Founding of Mormonism
"A short while after this, President Brigham Young called for volunteers to settle Franklin, Idaho, the oldest permanent town to be settled in Idaho - but which, at this time, was thought to be in Utah. So, George Foster and his five little girls, the oldest only eleven years, started for Idaho behind an ox team, and were the third wagon to reach Franklin. There he farmed and raised cattle."
"On the 19th day of March, George Foster and his family reached Franklin. That night there came up a terrible blizzard, and it was all but impossible to keep the children from freezing in the covered wagon; so the men who had arrived there fell to work and made them a dug-out home. This dug-out was the first home in Franklin and these were the first children to arrive in this locality."
George and Hannah's daughter Ellen Foster is both our connection to the Foster's, and our connection to another prominent Mormon pioneer: Alexander Stalker. Ellen was Alexander's third wife, and their first son, George Foster Stalker, is our ancestor.
In 1852, Charles set out with the Horton Heights Company, 52 wagons destined for Utah to settle under Brigham Young. Two years later, he married Elizabeth Bowler. Their first son, Samuel, is our ancestor.
Alexander and Ortencia were, like George and Hannah, among the first families to settle in Franklin, Idaho at Brigham Young's request. Their story is well known by Mormons and historians alike, but oft (okay, always) overlooked is that Alexander engaged in plural marriage, at the time a common practice among Mormons. Most records of the Stalker family speak of Alexander, Ortencia, and their many children. Alexander's gravestone, as well as many legal documents, however, tell a different story.
In 1865, Alexander married Emily Lovett, with whom he had five children, and in 1868, he married our ancestor, the aforementioned Ellen Foster. With Ellen he had three more children, including our ancestor, George Foster Stalker. While no one can say for sure, one family rumour has it that, when plural marriage was outlawed by the LDS, Alexander abandoned these two latter families, keeping Ortencia and her children as his only legitimate family.

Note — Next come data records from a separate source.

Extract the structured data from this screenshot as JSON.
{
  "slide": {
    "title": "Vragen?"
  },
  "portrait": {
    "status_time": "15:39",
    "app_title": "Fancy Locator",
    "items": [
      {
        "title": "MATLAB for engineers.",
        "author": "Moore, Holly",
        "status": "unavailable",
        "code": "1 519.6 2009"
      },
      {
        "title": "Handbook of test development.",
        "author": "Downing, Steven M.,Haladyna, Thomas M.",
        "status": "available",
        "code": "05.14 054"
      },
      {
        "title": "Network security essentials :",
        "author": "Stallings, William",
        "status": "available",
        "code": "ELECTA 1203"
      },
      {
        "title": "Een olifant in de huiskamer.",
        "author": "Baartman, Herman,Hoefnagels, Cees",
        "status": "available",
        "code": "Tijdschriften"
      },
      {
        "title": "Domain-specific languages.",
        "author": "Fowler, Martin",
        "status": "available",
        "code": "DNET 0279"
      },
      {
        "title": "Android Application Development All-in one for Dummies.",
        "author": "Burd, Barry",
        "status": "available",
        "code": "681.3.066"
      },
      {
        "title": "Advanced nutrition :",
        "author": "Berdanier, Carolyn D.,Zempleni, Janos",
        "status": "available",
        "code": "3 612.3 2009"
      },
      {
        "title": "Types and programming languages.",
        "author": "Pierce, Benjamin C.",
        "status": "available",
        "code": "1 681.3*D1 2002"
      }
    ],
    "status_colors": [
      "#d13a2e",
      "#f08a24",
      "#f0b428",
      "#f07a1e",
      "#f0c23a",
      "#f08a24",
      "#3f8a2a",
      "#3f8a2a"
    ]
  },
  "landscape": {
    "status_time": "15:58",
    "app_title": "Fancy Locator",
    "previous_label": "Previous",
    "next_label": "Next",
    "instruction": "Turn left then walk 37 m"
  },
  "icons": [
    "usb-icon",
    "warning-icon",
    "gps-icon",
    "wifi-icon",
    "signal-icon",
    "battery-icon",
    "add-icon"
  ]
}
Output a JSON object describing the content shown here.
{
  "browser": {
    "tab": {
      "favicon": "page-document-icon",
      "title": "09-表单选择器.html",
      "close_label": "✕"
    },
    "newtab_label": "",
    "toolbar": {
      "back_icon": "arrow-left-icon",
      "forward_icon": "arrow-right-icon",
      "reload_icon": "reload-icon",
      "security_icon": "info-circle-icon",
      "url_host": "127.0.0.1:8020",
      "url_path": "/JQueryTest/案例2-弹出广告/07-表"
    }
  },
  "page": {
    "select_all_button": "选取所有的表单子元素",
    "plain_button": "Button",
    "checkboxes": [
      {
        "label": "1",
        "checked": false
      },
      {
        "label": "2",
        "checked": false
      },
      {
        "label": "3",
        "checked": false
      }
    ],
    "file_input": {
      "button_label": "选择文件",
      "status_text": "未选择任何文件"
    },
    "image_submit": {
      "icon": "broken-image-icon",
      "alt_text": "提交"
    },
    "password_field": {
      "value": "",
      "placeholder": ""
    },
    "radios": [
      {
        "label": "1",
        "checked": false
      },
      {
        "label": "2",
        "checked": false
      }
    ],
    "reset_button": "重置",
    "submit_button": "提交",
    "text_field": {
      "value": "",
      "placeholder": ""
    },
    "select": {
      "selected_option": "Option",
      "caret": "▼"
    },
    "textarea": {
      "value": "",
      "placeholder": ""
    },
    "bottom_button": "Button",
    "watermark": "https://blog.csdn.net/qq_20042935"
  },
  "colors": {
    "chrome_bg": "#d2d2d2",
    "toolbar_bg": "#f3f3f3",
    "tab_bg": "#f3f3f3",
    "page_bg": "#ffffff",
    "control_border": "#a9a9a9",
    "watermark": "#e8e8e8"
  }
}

Another rumour claims that it was the outlawing of plural marriage that pushed him to leave the LDS church, and that he continued to care for all three families, while a third source, the Illustrated History of Idaho, says nothing of the other two families at all, and claims that Alexander left the LDS church due to political turmoil.